It always took months to acquire the necessary and numerous important documents and permits to emigrate to the USA including the essential Affidavit. In the end it took nearly four years.
During this time Benno Ullmann tried to continue his business as a cattle merchant, increasingly and systematically hindered and undermined by the mass of NAZI legislation and thus unable to earn a living. In this context refer to the article by Emil Kahn. In addition to the large number of restrictions imposed by the NAZIs on Jewish cattle traders [principally affecting trading in towns, farmers yards and markets] was the withdrawal in October 1938 of the Authorisation Cards necessary to trade and travel. This meant that the remaining Jewish cattle merchants with their own cattle stalls were effectively forbidden to trade at all. The original of the Authorisation Card of Benno Ullmann is now in the state archives of Biberach, from which the photo of Benno Ullmann was taken.
Translation of letter 31 May 1941:
“County Offices Biberach an der Riss, 31 May 1941
Subject: State Secret Police [Gestapo]
To: State Secret Police
State Police Section
Regarding letter 27 Nov 1939
II B 3/736/39
Subject: Determination of emigration
The German national Benno Israel U-llmann, born 19 Jan 1878 in Haigerloch, and his wife Selma Sara, nee Bernheim, born 19.2.1886 in Laupheim, resident of Laupheim, emigrated 2 April this year with their end destination being New York. They are Jews. Benno Israel Ullmann was twice punished: 20.- RM gold in 1935 for trading in animals outside the market place and 300.- RM gold in 1937 for sales tax evasion. From a political perspective the Ullmann’s stayed “under our radar”.
It will be difficult to find out the reasons for their emigration.
On behalf of:
Their house in Radstrasse 2 was sold by brother in law Theodor Bernheim on May 26, 1939 to Andreas Linder, a worker. As Benno and Sarah Ullmann did not move before their emigration we can assume that, as required, their residential address was maintained until they emigrated. Eventually on April 2, 1941 they were able to leave NAZI Germany and emigrate to New York. The letter held in the archives of Biberach that the Ulm Secret State Police sent to Stuttgart, reveals two noteworthy facts apart from confirming their emigration. Benno Ullmann had previous convictions, although the first offence is shown as an administration offence. At the same time it was recognised that the Jewish couple had “difficulties” existing/living in NAZI Germany, which considering the NAZI harassment and the start a few months later of the systematic deportation of the German Jews from their heartland to the east and their murder, could be viewed as euphemistic.
Nothing has been discovered about the career and lives of Benno and Sarah Ullmann or their daughter Sofie in their new home.

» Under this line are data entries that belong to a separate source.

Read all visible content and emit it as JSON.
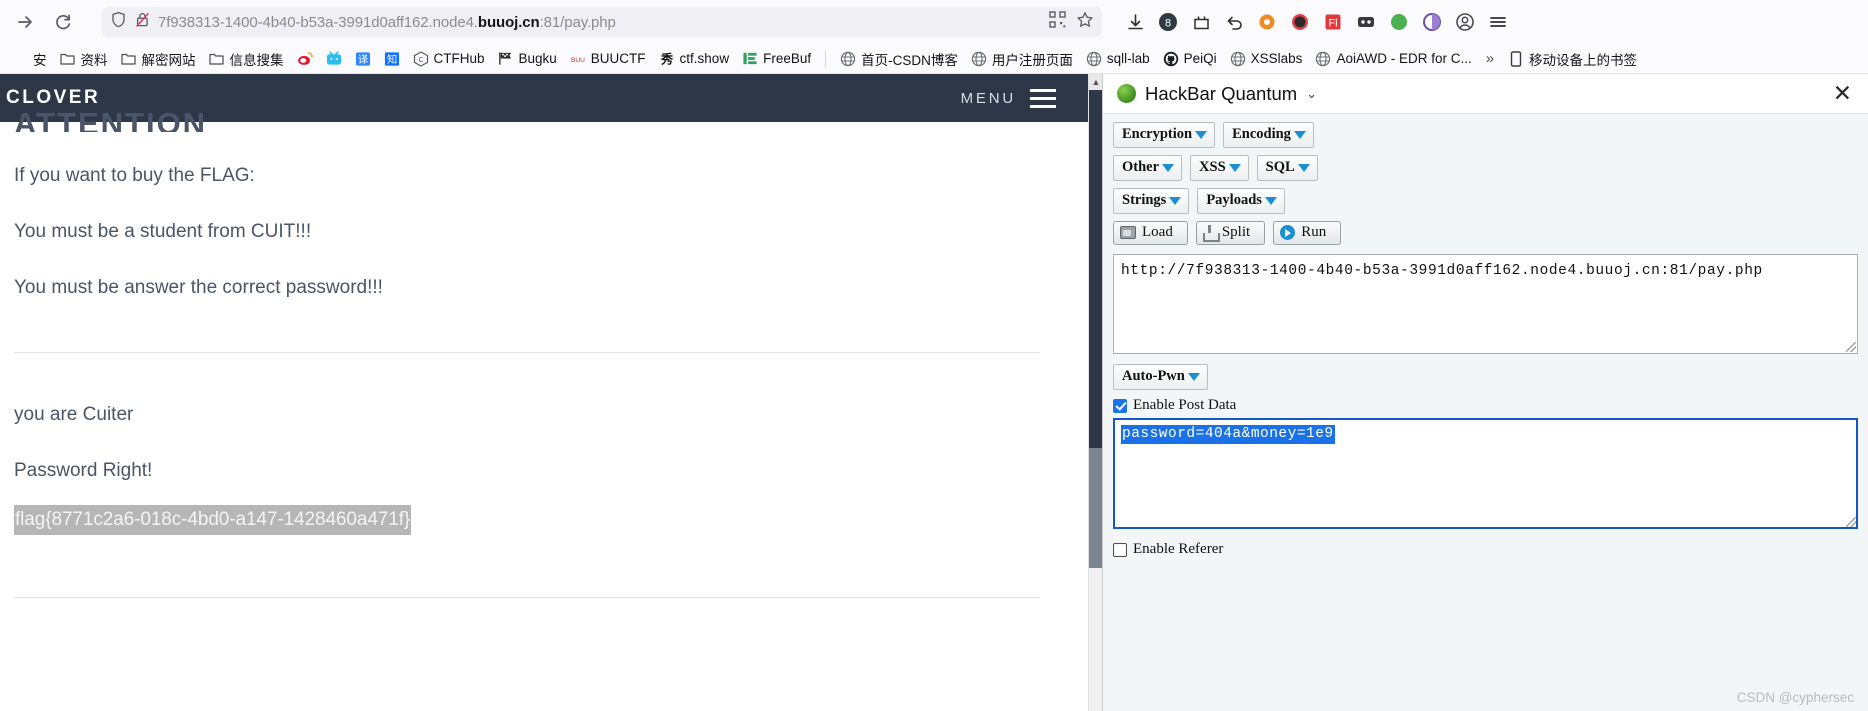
{
  "browser": {
    "nav": {
      "forward_icon": "arrow-right-icon",
      "reload_icon": "reload-icon"
    },
    "url": {
      "prefix": "7f938313-1400-4b40-b53a-3991d0aff162.node4.",
      "host": "buuoj.cn",
      "suffix": ":81/pay.php",
      "full": "7f938313-1400-4b40-b53a-3991d0aff162.node4.buuoj.cn:81/pay.php",
      "shield_icon": "shield-icon",
      "lock_broken_icon": "lock-crossed-icon",
      "qr_icon": "qr-code-icon",
      "bookmark_icon": "star-icon"
    },
    "extensions": [
      {
        "name": "downloads-icon",
        "glyph": "⬇"
      },
      {
        "name": "hackbar-badge-icon",
        "glyph": "8"
      },
      {
        "name": "screenshot-icon",
        "glyph": "⬚"
      },
      {
        "name": "undo-icon",
        "glyph": "↩"
      },
      {
        "name": "orange-gear-icon",
        "glyph": "⚙"
      },
      {
        "name": "block-icon",
        "glyph": "⛔"
      },
      {
        "name": "flash-red-icon",
        "glyph": "F"
      },
      {
        "name": "dark-square-icon",
        "glyph": "▭"
      },
      {
        "name": "green-circle-icon",
        "glyph": "●"
      },
      {
        "name": "palette-icon",
        "glyph": "◐"
      },
      {
        "name": "account-icon",
        "glyph": "○"
      },
      {
        "name": "menu-icon",
        "glyph": "☰"
      }
    ],
    "bookmarks": [
      {
        "label": "安",
        "icon": "text-icon",
        "truncated": true
      },
      {
        "label": "资料",
        "icon": "folder-icon"
      },
      {
        "label": "解密网站",
        "icon": "folder-icon"
      },
      {
        "label": "信息搜集",
        "icon": "folder-icon"
      },
      {
        "label": "",
        "icon": "weibo-icon"
      },
      {
        "label": "",
        "icon": "bilibili-icon"
      },
      {
        "label": "",
        "icon": "translate-icon"
      },
      {
        "label": "",
        "icon": "zhihu-icon"
      },
      {
        "label": "CTFHub",
        "icon": "ctfhub-icon"
      },
      {
        "label": "Bugku",
        "icon": "flag-icon"
      },
      {
        "label": "BUUCTF",
        "icon": "buuctf-icon"
      },
      {
        "label": "ctf.show",
        "icon": "ctfshow-icon"
      },
      {
        "label": "FreeBuf",
        "icon": "freebuf-icon"
      },
      {
        "label": "首页-CSDN博客",
        "icon": "globe-icon"
      },
      {
        "label": "用户注册页面",
        "icon": "globe-icon"
      },
      {
        "label": "sqll-lab",
        "icon": "globe-icon"
      },
      {
        "label": "PeiQi",
        "icon": "github-icon"
      },
      {
        "label": "XSSlabs",
        "icon": "globe-icon"
      },
      {
        "label": "AoiAWD - EDR for C...",
        "icon": "globe-icon"
      }
    ],
    "bookmarks_overflow": "»",
    "mobile_bookmarks": {
      "label": "移动设备上的书签",
      "icon": "phone-icon"
    }
  },
  "page": {
    "brand": "CLOVER",
    "menu_label": "MENU",
    "heading": "ATTENTION",
    "intro_lines": [
      "If you want to buy the FLAG:",
      "You must be a student from CUIT!!!",
      "You must be answer the correct password!!!"
    ],
    "result_lines": [
      "you are Cuiter",
      "Password Right!"
    ],
    "flag": "flag{8771c2a6-018c-4bd0-a147-1428460a471f}"
  },
  "hackbar": {
    "title": "HackBar Quantum",
    "logo_icon": "hackbar-logo-icon",
    "caret_icon": "chevron-down-icon",
    "close_icon": "close-icon",
    "menu_buttons_row1": [
      "Encryption",
      "Encoding"
    ],
    "menu_buttons_row2": [
      "Other",
      "XSS",
      "SQL"
    ],
    "menu_buttons_row3": [
      "Strings",
      "Payloads"
    ],
    "action_buttons": [
      {
        "label": "Load",
        "icon": "load-icon"
      },
      {
        "label": "Split",
        "icon": "split-icon"
      },
      {
        "label": "Run",
        "icon": "run-icon"
      }
    ],
    "url_value": "http://7f938313-1400-4b40-b53a-3991d0aff162.node4.buuoj.cn:81/pay.php",
    "autopwn_label": "Auto-Pwn",
    "enable_post_data": {
      "label": "Enable Post Data",
      "checked": true
    },
    "post_data_value": "password=404a&money=1e9",
    "enable_referer": {
      "label": "Enable Referer",
      "checked": false
    }
  },
  "watermark": "CSDN @cyphersec"
}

Hüttenmeister, Nathanja: Der Jüdische Friedhof Laupheim. Laupheim 1998. S.554 Kreisarchiv Biberach 034 BüNr.3, Az 6130, 6104 – 7
Estate of John Bergmann 5/24. Staatsarchiv Württemberg. Wü 65/18 T 4
Stadtarchiv Laupheim, FL 9811 – 9899 Ia. Standesamt Laupheim, Familenregister Band V
Jonas Weil: “Verzeichnis von Kriegsteilnehmern der israelitischen Gemeinde Laupheim.” Laupheim 1919